A team of researchers and fossil hunters who recovered the remains to an ancient sperm whale in the Pisco-Lca desert in Peru in 2008 have now released the details of their discovery. The whale, which is thought to have lived between 12-13 million years ago had a skull 3 meters long with teeth in its upper and lower jaw that grew to an astounding 36 cm in length.
Boasted to be one of the top predators that has ever lived, the beast, named Leviathan melvillei after Moby Dick, is considered to have one of the largest bites known to mankind.
"This sperm whale could firmly hold large prey with its interlocking teeth, inflict deep wounds and tear large pieces from the body of the victim," the researchers write in the journal Nature (vol 466, p 105).
The team responsible for the remarkable discovery consisted of researchers from Utrecht University in the Netherlands and the natural museums of Rotterdam, Pisa, Lima and Brussels. They believe the ancient whale was between 13.5-17.5 meters in length, similar to modern sperm whales.
Oliver Lambert, a palaeontologist at the Natural History Museum in Paris was a leader in the study. He believes that the the sperm whale fossil is "probably one of the most powerful predators" that has ever been found. "This new specimen should give us additional information about the past diversity of sperm whales." said Lambert.
The fossil will join a collection at the Natural History Museum in Lima, Peru.
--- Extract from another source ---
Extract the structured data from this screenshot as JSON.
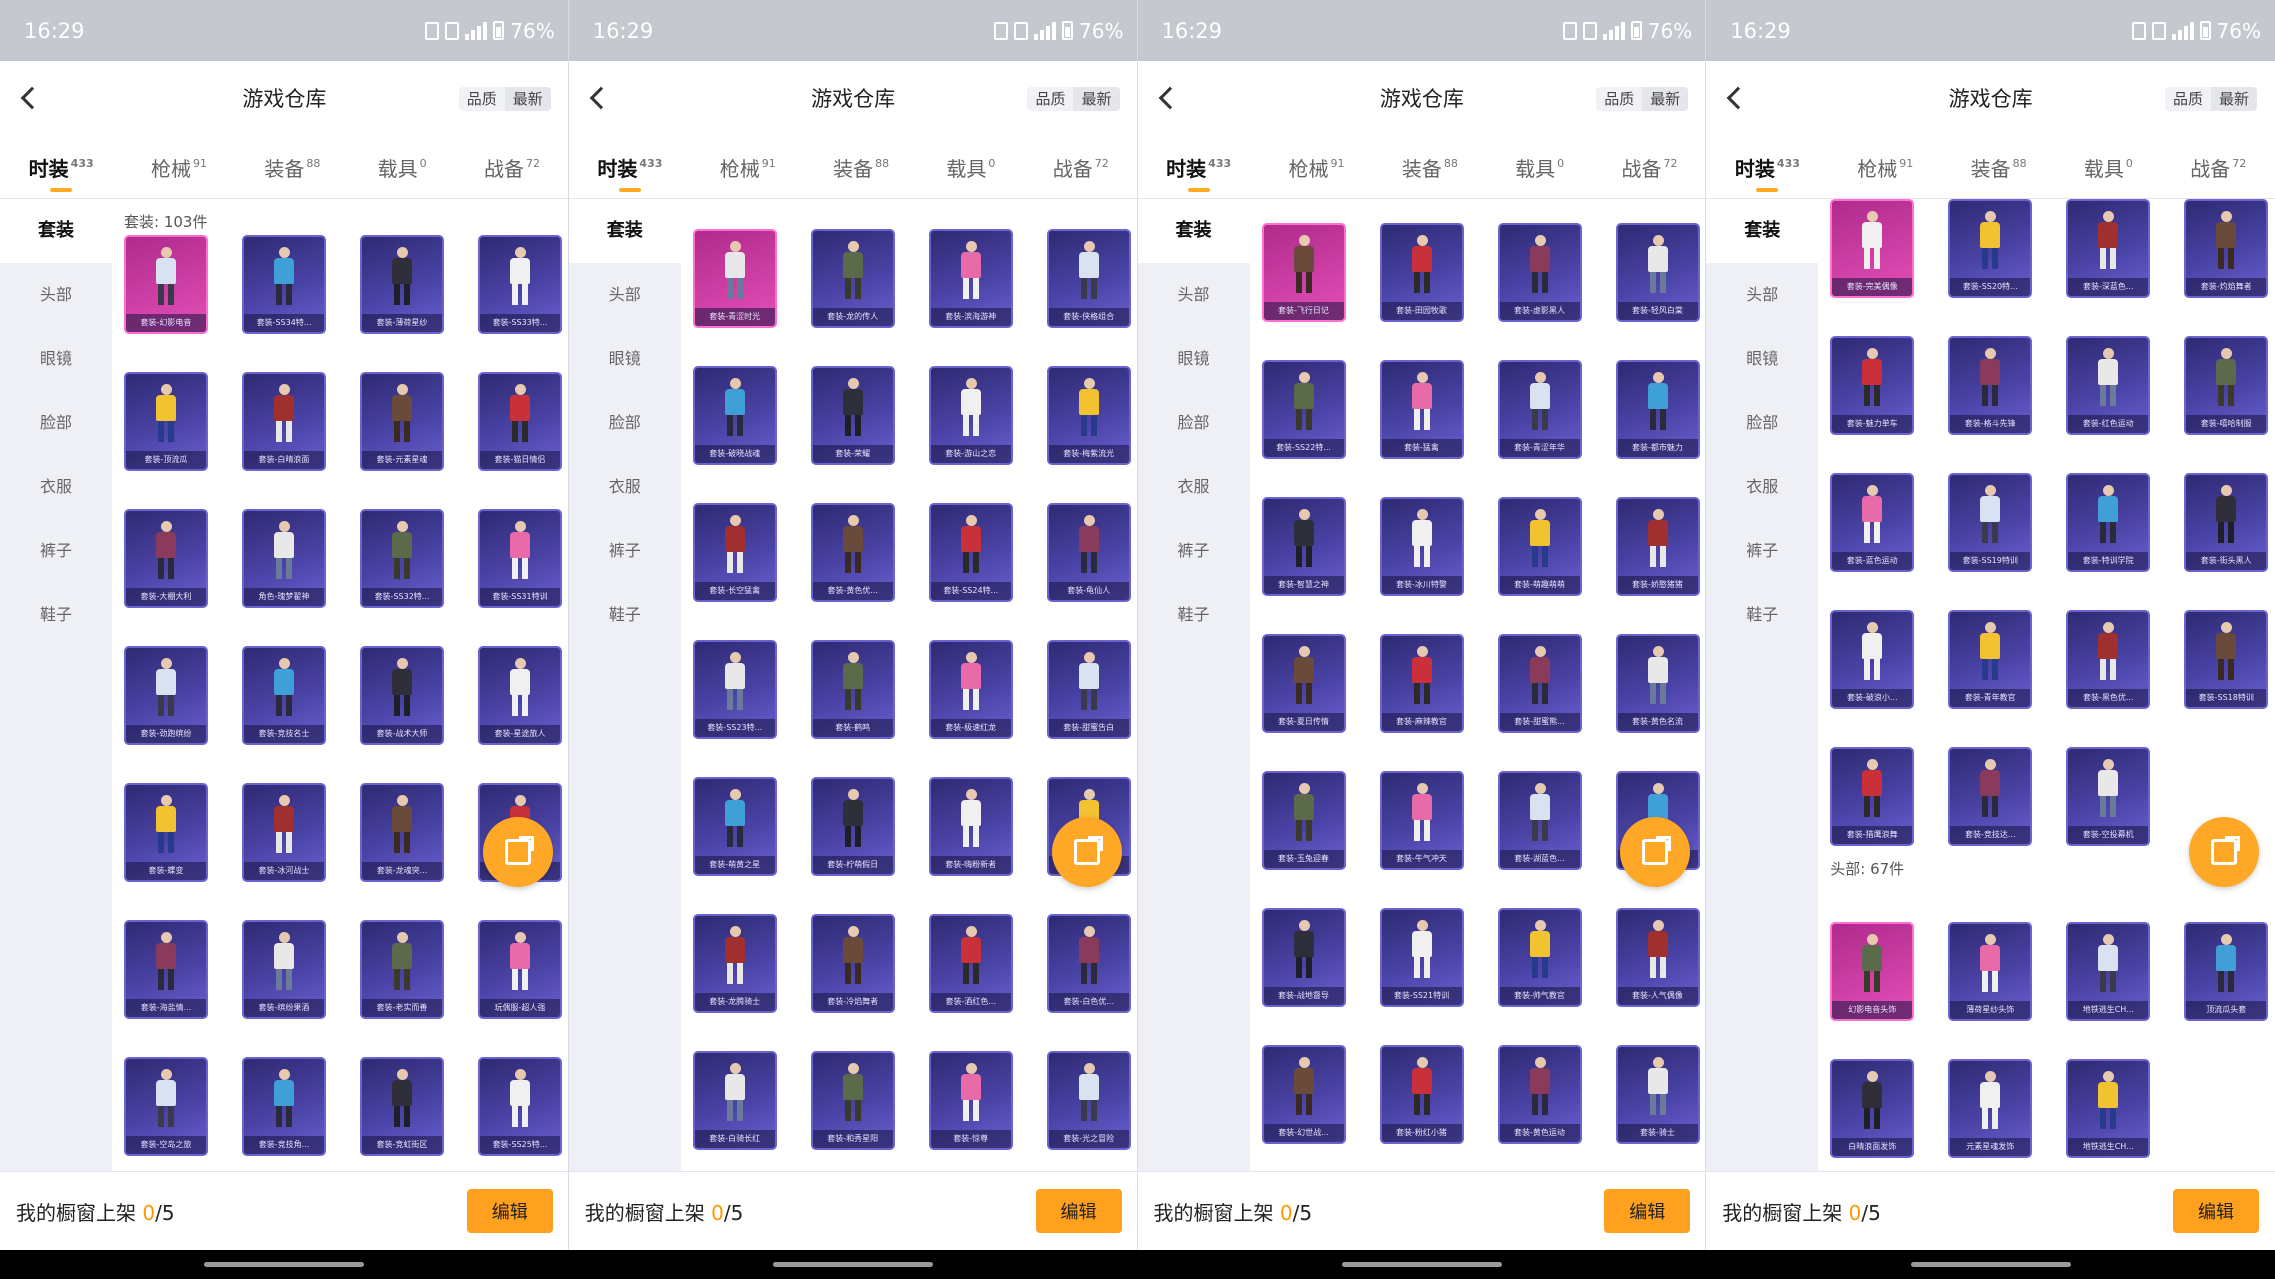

Artistic view by the Paris-based Museum national d'histoire naturelle of the giant raptorial sperm whale Leviathan melvillei attacking a medium-size baleen whale. Photo: AFP